$\displaystyle (x)^3 = 0 + 2x + 3x^2 + x^3.$

One final basis comes from the polylogarithm functions

$\displaystyle \mathrm{Li}_{-n}(x) := \sum_{j=1}^\infty j^n x^j.$

For instance one has

$\displaystyle \mathrm{Li}_1(x) = -\log(1-x)$

$\displaystyle \mathrm{Li}_0(x) = \frac{x}{1-x}$

$\displaystyle \mathrm{Li}_{-1}(x) = \frac{x}{(1-x)^2}$

$\displaystyle \mathrm{Li}_{-2}(x) = \frac{x}{(1-x)^3} (1+x)$

$\displaystyle \mathrm{Li}_{-3}(x) = \frac{x}{(1-x)^4} (1+4x+x^2)$

$\displaystyle \mathrm{Li}_{-4}(x) = \frac{x}{(1-x)^5} (1+11x+11x^2+x^3)$

and more generally one has

$\displaystyle \mathrm{Li}_{-n-1}(x) = \frac{x}{(1-x)^{n+2}} E_n(x)$

for all natural numbers ${n}$ and some polynomial ${E_n}$ of degree ${n}$ (the Eulerian polynomials), which when converted to the monomial basis yields the (shifted) Eulerian numbers

$\displaystyle E_n(x) = \sum_{k=0}^n A(n+1,k) x^k.$

For instance

$\displaystyle E_3(x) = A(4,0) x^0 + A(4,1) x^1 + A(4,2) x^2 + A(4,3) x^3$

$\displaystyle = 1 + 11x + 11x^2 + x^3.$

These particular coefficients also have useful combinatorial interpretations.
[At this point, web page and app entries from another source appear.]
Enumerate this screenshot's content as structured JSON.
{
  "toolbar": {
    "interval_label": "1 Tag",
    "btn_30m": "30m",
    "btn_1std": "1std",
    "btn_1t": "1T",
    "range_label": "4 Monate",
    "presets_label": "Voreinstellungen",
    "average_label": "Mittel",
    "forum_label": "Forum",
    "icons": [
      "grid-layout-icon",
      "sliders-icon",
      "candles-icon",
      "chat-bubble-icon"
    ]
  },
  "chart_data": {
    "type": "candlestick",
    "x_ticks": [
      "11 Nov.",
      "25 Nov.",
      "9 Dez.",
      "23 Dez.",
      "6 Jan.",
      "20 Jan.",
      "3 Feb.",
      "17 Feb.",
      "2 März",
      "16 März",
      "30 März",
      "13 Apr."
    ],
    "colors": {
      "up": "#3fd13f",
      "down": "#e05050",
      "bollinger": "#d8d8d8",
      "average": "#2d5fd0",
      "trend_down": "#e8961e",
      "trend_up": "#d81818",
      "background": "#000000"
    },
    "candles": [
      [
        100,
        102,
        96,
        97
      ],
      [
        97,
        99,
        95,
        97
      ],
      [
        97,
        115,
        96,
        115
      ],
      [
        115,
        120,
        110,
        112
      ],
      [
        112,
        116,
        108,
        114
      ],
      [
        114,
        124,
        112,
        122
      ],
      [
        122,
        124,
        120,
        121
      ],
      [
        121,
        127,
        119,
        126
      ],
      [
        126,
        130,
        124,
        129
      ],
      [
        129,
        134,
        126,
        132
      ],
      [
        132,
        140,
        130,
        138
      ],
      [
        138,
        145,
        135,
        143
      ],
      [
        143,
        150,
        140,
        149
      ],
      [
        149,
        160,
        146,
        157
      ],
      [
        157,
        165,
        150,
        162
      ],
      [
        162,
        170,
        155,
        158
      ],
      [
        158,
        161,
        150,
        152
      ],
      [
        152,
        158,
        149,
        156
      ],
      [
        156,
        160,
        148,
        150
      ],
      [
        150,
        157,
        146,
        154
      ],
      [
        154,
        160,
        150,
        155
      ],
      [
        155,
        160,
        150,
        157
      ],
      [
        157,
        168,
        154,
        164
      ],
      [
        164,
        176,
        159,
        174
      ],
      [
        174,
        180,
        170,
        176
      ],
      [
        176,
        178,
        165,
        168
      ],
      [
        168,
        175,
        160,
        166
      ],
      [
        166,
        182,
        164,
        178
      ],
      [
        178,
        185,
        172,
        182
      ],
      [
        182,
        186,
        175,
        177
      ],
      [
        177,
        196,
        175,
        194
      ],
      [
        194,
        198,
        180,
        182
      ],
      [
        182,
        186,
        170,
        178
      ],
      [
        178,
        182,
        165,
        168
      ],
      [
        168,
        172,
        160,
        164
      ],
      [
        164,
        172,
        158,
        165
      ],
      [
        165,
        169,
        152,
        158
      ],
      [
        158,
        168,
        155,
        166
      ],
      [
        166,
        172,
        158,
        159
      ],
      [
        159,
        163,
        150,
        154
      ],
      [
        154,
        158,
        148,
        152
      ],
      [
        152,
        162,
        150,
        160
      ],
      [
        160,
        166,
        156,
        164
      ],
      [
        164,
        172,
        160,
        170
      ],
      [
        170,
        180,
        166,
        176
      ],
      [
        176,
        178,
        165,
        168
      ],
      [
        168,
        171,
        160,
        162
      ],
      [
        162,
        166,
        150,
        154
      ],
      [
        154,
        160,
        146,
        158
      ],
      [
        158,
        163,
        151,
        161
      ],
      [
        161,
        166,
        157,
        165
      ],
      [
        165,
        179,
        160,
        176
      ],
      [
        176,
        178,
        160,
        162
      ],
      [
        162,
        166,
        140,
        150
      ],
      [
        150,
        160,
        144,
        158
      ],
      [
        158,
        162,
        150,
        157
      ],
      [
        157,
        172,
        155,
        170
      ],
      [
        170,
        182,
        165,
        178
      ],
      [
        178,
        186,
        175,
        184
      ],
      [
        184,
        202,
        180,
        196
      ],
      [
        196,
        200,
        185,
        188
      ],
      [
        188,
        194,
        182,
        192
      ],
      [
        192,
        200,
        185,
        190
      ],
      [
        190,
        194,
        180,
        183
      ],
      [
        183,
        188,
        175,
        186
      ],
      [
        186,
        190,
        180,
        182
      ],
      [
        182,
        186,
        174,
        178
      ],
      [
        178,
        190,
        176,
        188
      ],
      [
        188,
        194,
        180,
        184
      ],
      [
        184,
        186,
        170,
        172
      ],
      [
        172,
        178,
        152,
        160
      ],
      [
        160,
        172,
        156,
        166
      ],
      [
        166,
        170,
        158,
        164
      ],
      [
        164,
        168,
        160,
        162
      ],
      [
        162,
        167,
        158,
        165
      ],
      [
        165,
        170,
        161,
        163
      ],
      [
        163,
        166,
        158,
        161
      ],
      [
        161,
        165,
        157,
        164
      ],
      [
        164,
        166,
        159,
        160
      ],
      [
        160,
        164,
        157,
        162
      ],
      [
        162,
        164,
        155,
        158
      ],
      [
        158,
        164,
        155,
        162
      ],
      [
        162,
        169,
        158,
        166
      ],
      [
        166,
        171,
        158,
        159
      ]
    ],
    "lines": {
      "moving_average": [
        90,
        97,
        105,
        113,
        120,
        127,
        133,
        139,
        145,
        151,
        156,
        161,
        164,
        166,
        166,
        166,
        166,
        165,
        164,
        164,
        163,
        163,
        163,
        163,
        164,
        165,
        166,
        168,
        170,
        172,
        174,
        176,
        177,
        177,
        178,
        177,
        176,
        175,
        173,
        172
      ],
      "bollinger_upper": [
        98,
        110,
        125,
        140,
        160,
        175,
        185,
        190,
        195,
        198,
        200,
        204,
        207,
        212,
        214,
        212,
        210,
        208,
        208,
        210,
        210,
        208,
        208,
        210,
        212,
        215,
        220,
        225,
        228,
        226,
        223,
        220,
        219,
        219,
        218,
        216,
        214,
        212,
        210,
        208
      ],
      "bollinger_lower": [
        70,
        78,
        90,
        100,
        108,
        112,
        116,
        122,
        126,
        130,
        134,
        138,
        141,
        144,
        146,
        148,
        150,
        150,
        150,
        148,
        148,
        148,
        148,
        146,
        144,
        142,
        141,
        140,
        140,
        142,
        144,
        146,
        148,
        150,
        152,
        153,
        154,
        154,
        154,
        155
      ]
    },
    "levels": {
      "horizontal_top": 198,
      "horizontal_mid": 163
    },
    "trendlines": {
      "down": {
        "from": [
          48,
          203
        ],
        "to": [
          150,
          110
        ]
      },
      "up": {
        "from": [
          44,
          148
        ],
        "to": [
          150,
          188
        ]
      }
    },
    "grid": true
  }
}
For instance:

• The binomial coefficient ${\binom{n}{k}}$ is of course the number of ${k}$-element subsets of ${\{1,\dots,n\}}$.
• The unsigned Stirling numbers ${|s(n,k)|}$ of the first kind are the number of permutations of ${\{1,\dots,n\}}$ with exactly ${k}$ cycles. The signed Stirling numbers ${s(n,k)}$ are then given by the formula ${s(n,k) = (-1)^{n-k} |s(n,k)|}$.
• The Stirling numbers ${S(n,k)}$ of the second kind are the number of ways to partition ${\{1,\dots,n\}}$ into ${k}$ non-empty subsets.
• The Eulerian numbers ${A(n,k)}$ are the number of permutations of ${\{1,\dots,n\}}$ with exactly ${k}$ ascents.
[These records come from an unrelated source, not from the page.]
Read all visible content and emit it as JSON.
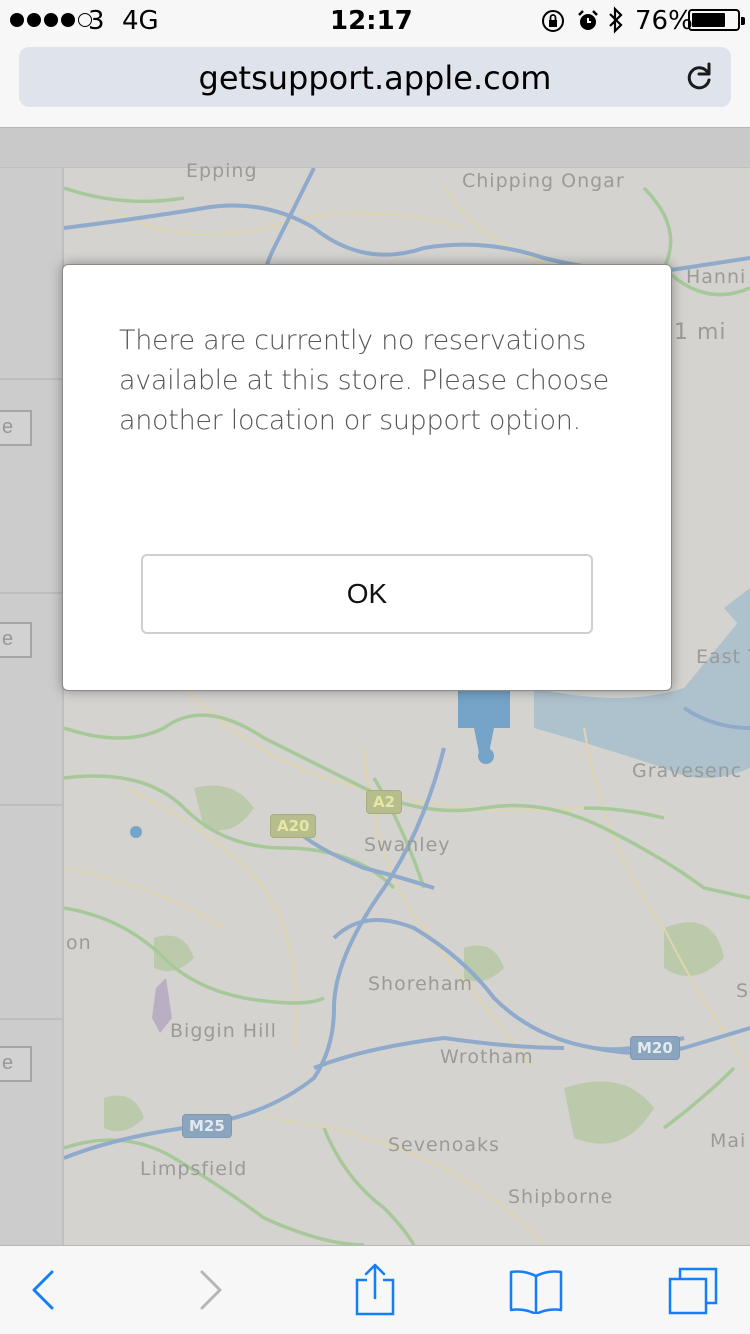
{
  "status_bar": {
    "carrier": "3",
    "network": "4G",
    "time": "12:17",
    "battery_percent": "76%",
    "battery_level": 0.76,
    "signal_bars_filled": 4,
    "icons": [
      "orientation-lock-icon",
      "alarm-icon",
      "bluetooth-icon"
    ]
  },
  "browser": {
    "url": "getsupport.apple.com",
    "reload_icon": "reload-icon"
  },
  "map": {
    "labels": {
      "epping": "Epping",
      "chipping_ongar": "Chipping Ongar",
      "hanni": "Hanni",
      "distance": "1 mi",
      "east": "East T",
      "gravesend": "Gravesenc",
      "swanley": "Swanley",
      "shoreham": "Shoreham",
      "biggin_hill": "Biggin Hill",
      "wrotham": "Wrotham",
      "sevenoaks": "Sevenoaks",
      "limpsfield": "Limpsfield",
      "shipborne": "Shipborne",
      "mai": "Mai",
      "on": "on",
      "s": "S"
    },
    "roads": {
      "a2": "A2",
      "a20": "A20",
      "m20": "M20",
      "m25": "M25"
    },
    "side_buttons": [
      "e",
      "e",
      "e"
    ]
  },
  "dialog": {
    "message": "There are currently no reservations available at this store. Please choose another location or support option.",
    "ok_label": "OK"
  },
  "toolbar": {
    "items": [
      "back-icon",
      "forward-icon",
      "share-icon",
      "bookmarks-icon",
      "tabs-icon"
    ]
  },
  "colors": {
    "accent": "#147efb",
    "disabled": "#b6b6b6",
    "road_blue": "#7fa2cc",
    "road_green": "#9ec98d"
  }
}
These coefficients behave similarly to each other in several ways. For instance, the binomial coefficients ${\binom{n}{k}}$ obey the well known Pascal identity

$\displaystyle \binom{n+1}{k} = \binom{n}{k} + \binom{n}{k-1}$

(with the convention that ${\binom{n}{k}}$ vanishes outside of the range ${0 \leq k \leq n}$). In a similar spirit, the unsigned Stirling numbers ${|s(n,k)|}$ of the first kind obey the identity

$\displaystyle |s(n+1,k)| = n |s(n,k)| + |s(n,k-1)|$

and the signed counterparts ${s(n,k)}$ obey the identity

$\displaystyle s(n+1,k) = -n s(n,k) + s(n,k-1).$

The Stirling numbers of the second kind ${S(n,k)}$ obey the identity

$\displaystyle S(n+1,k) = k S(n,k) + S(n,k-1)$

and the Eulerian numbers ${A(n,k)}$ obey the identity

$\displaystyle A(n+1,k) = (k+1) A(n,k) + (n-k+1) A(n,k-1).$